This time, the Japanese college students and I are more loud in our objections, but we get nowhere with Toto.
We stay at a guesthouse cum general store. On this side of the canyon, one can feel the shift towards modernity. They have electricity and serve cold beer Myanmar. There is another group here, mostly from French speaking countries. For dinner, Toto prepares a feast of fried vegetables: okra, beans, cabbage, tomatoes. There is also a meat dish. We sit down to eat with our group, and Toto, whose husband, the former #2 guide in Kalaw who tragically passed away last year, complains about how hard it is to find good men in Myanmar. She insinuates that too many are busy drinking themselves to death.
Day 2: I sense the morning through the shutters of the simple concrete room and ready myself for the day. We’re on the trail by 7:30. We drag ourselves through the 15 km trek in 3.5 hours, barely stopping to rest. We are hiking due east into the sun. We climb a ridge and then descend through a couple more villages. Children come out to collect our empty water bottles. They will recycle them for a bit of pocket money. Some motion for us to take photos of them and demand to see the photos. Their bellies are bloated from malnutrition. One girl who barely looks 12 carries a wide-eyed baby. I hope it’s not hers.
We are gradually descending through what might as well be the African savannah, it is nearly devoid of trees. The few trees that cling to the red earth send leaf-bedecked branches 100 feet in every direction. We can start to see the green oasis surrounding the lake in the distance.
I am wearing running shoes, so the rocky descent to the lake is hard on my ankles. I strain my right calf and hobble the last two kilometers.
We reach a service road and stop here for Toto to prepare us one last soup lunch. Before we can continue further, we are charged a $10 tourist fee to enter the Inle Lake area. What this money will be used to support is not something one wants to ask in this part of the world.
We trod exhaustedly along an arrow straight canal. Men push a rusted machine on wheels around a flooded rice paddy. It churns the water into chocolate ooze. We are ushered onto a black canoe. The canoe is boxy around the edges and retrofitted with a speedboat motor.

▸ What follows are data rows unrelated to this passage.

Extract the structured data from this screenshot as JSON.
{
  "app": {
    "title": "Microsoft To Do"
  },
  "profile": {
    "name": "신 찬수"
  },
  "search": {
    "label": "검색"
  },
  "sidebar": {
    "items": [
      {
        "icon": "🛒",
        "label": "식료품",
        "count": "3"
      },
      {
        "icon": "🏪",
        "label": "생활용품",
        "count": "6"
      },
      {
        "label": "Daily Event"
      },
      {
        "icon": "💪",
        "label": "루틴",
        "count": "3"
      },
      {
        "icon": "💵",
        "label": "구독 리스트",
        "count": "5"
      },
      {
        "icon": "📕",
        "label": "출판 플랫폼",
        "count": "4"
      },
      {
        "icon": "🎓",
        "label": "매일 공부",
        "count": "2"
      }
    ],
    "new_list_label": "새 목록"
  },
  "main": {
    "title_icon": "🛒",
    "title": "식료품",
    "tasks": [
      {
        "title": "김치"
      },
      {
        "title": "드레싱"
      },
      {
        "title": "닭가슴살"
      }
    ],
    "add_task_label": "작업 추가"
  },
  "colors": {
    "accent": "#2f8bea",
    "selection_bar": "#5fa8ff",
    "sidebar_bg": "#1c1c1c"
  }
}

The boat will take us to Nyangshwe (pronounced Nong-shway), on the north side of the lake. Nyangshwe is the tourist hub of Inle Lake and the main cluster of hotels certified by the government to take tourists. This is both a way to protect tourists and to keep tourist dollars within approved networks.
The scenery encloses on our boat. The canal is sometimes choked by lillipads so thick we slow and the engine roars as it pushes us through. To my left and right, there are rickety houses on high stilts. The houses sit amidst vineyards, separated by canals of ruddy water. The sky is blue but somehow enveloped in a haze. The haze softens the mountains on the lake’s east side.
We finally pull into the main canal and begin heading north. Soon the canal converges onto the lake itself. It’s hard to tell where the vineyards end and the lake begins. We pass fishing boats that men propel with oars tied to their legs. They steer their boats with a graceful figure eight motion but the broad-rimmed straw hats atop their heads never seem to move.
I fall asleep in the sun. When I wake up, we are speeding along another canal. We dock at Nyangshwe and are escorted by Toto to our hotel. Then we say our goodbyes.
Toto will take the bus home. For all this effort, she will earn about $10 profit.